Humanitarian changing lives
Coast girl raises funds for others
SINCE the age of 12 Samara Welbourne has been highly involved in charitable work and there’s no sign she is slowing down.
Her helpful nature started when she discovered a love for fairy-house making at 10, and it flourished from there.
Samara said it all began when her mum would hide fairy-dolls in the garden.
When she found the hidden dolls Samara thought it was inevitable they needed a house, which then eventually grew into a village.
“Well it started when I was about 10 years old and it started because as a little girl my mum used to hide doll fairies in the garden,” she said.
“We would find them there and think oh we need to make them houses and we eventually made a village and kept making and making it turned into a hobby of mine.”
“I thought because I was getting really good at making houses I would make heaps and sell them,” she said.
It was then in year six Samara saw an advertisement for the Sippy Creek Animal Refuge needing help at the shelter that she put her fairy house-making-skills to good use and it “just spiralled up from there”.
Samara raised about $400 for the refuge just from selling her fairy-houses at markets and after school with the help of her friends.
With such an interest in her houses she was constantly being asked by strangers how she made them, then her mum suggested she write it all into a book.
Before she knew it at the ripe age of 12 Samara became an author, releasing her first book called How to Make Fairy Houses which she decided to donate 10% of the profits to charity.
It was when she made the “life-changing” move to Bali that she really evolved into the humanitarian she is today.
She said one of her close Balinese friends named Tyas lived in a very poor area, where libraries weren’t easily accessible.
“She (Tyas) told me we don’t have libraries in Bali and that’s why English skills are quite bad, and she told me how much she wanted a library so I though why don’t we make one,” Samara said.
So from there she began raising money towards her $20,000 goal to build a library in Bungaya for all the children to have easy access to help and improve their English skills.

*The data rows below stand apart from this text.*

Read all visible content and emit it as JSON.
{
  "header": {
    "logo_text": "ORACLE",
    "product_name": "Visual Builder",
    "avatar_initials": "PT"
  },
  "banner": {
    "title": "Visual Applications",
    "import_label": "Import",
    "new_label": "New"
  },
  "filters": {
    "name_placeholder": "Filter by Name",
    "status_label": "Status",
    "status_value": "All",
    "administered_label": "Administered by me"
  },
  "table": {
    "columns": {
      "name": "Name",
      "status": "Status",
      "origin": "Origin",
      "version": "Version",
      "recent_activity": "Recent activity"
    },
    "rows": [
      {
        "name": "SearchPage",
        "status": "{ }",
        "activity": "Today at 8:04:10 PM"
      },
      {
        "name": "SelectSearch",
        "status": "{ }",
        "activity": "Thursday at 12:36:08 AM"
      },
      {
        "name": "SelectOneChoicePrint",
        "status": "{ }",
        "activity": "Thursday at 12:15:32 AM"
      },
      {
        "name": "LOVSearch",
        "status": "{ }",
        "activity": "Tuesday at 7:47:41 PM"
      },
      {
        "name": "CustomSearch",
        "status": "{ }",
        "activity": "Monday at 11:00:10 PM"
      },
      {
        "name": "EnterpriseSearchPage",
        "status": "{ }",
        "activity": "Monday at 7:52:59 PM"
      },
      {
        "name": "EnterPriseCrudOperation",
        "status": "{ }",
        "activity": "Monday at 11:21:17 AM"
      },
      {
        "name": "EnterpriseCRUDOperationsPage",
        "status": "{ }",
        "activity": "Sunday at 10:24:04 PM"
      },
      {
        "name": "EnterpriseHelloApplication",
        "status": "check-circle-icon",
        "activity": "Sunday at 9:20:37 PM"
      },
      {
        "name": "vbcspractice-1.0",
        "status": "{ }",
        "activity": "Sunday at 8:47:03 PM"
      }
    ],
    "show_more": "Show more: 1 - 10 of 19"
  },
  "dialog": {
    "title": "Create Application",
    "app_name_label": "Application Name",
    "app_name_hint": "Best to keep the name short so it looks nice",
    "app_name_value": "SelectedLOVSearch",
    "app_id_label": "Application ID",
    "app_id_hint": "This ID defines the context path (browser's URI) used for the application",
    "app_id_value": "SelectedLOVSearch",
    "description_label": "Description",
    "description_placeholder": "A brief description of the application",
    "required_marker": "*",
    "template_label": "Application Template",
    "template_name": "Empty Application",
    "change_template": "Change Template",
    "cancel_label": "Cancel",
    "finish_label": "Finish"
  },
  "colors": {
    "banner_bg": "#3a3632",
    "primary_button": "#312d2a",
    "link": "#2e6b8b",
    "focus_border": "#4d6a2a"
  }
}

She said the library had hopes to open at the end of May, but sadly the project had to be extended because not enough funds were donated.
“Hopefully the opening will be within the next few months, I need to raise some more money for the internal fittings and get some more Indonesian books to finish the library,” she said.
Samara said her experience overseas shaped her to be the person she is today, and it opened her eyes to the privileges that most take for granted in Australia.
“Well for me it was a life changing experience I think if I hadn’t moved to Bali I would a be a completely different person, coming from Australia and not seeing a third world country and seeing all these privileges,” she said.
To find out more ivisit https://www.gofundme.com /balilibrary.
MAKING A DIFFERENCE: 17-year-old Samara Welbourne turned her fairy-hobby into a fulfilling career.